Its my last day in Rome, I still have no apostrophes and I could stay here for another five months and still feel like Id only scratched the surface.
Yesterday we went back to the Vatican, because Mum wanted to find the grave of a Czech writer who my uncle loves who died in Rome (I think my family has a grave fetish). We arrived and there was an enormous crowd gathered in St Peters square, as well as huge TV screens and lots of security. And... il Papa! Apparently the pope does a mass every week on Wednesday and we just happened to catch it. I can thus safely report that the Pope is doing well, and looks smashing in red. I was not, however, moved to convert, and no angels appeared to me in the sky, which was kind of disappointing. Ill never get to be a saint.
We then got roped into an English-speaking tour of the Vatican museums, including the Sistine Chapel, given by a very clever English guy (who it later turned out Mum was checking out...!) who was a bit of an art expert. There were also some really nice Australian boys, three brothers, who were on the tour, giving me renewed hope that I like Australians who travel...
The tour was great, if a bit long, and when we finally got to the Sistine Chapel we all knew what to look for and to admire. But if every square inch of the building was was covered in paint, every square inch of the floor was covered with tourists. It reinforced my feeling that international tourism has a dreadful effect on what it seeks to share, and support. It changes spaces so dramatically they are almost unrecognisable- there was nothing holy about the chapel to me. It was simply an art gallery filled with crowds. Although the artwork was incredible, I think I would feel more connection with it looking at a good reproduction in the peace of a library.
In fact so irreligous was I feeling that I couldnt help but notice what the guide has jokingly referred to earlier was very true- the picutre of original sin north of centre of the ceiling looks like Eve has just given Adam a blow job.

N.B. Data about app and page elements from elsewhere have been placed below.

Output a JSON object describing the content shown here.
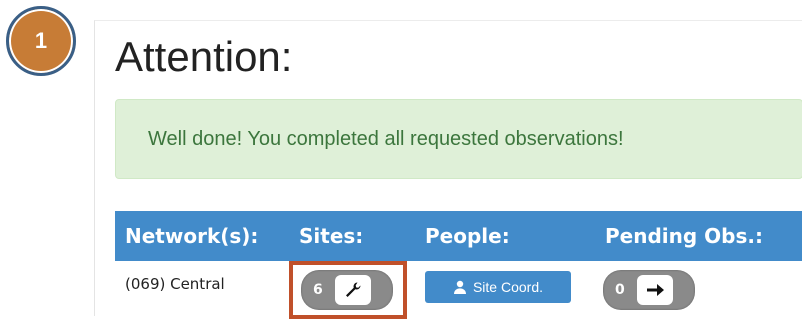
{
  "step_badge": "1",
  "page_title": "Attention:",
  "alert": {
    "message": "Well done! You completed all requested observations!",
    "color": "#dff0d8"
  },
  "table": {
    "header_color": "#428bca",
    "headers": [
      "Network(s):",
      "Sites:",
      "People:",
      "Pending Obs.:"
    ],
    "rows": [
      {
        "network": "(069) Central",
        "sites_count": "6",
        "sites_icon": "wrench-icon",
        "people_button": "Site Coord.",
        "people_icon": "person-icon",
        "pending_count": "0",
        "pending_icon": "arrow-right-icon"
      }
    ]
  },
  "highlight_color": "#c0502a"
}
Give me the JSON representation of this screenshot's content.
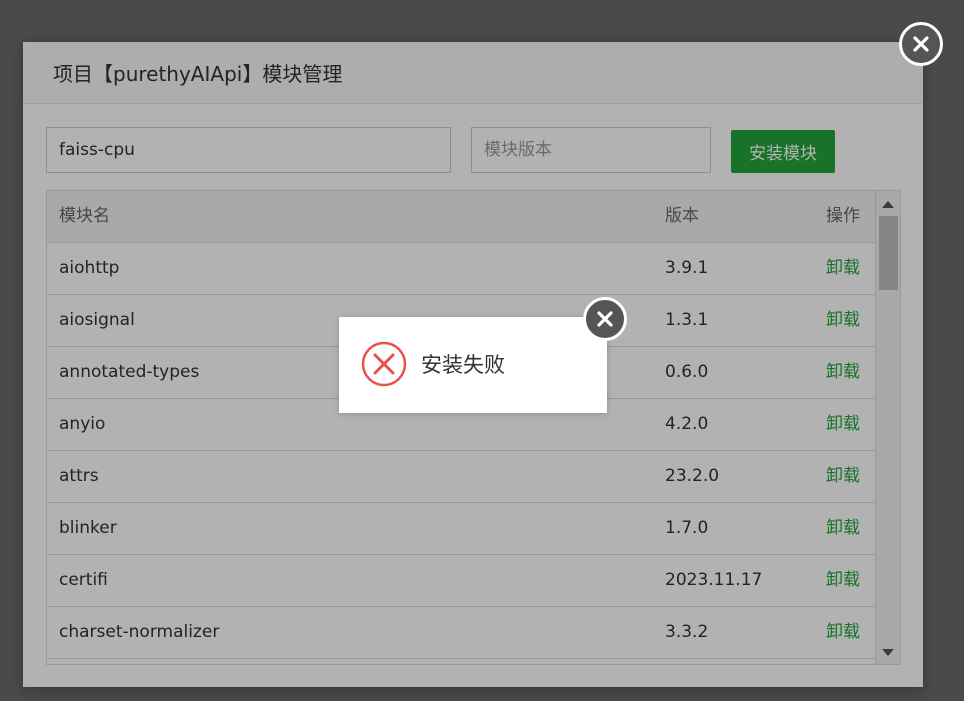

Which, if nothing else, reinforces my feeling that Michelangelo very much had his own agenda. I think I like him.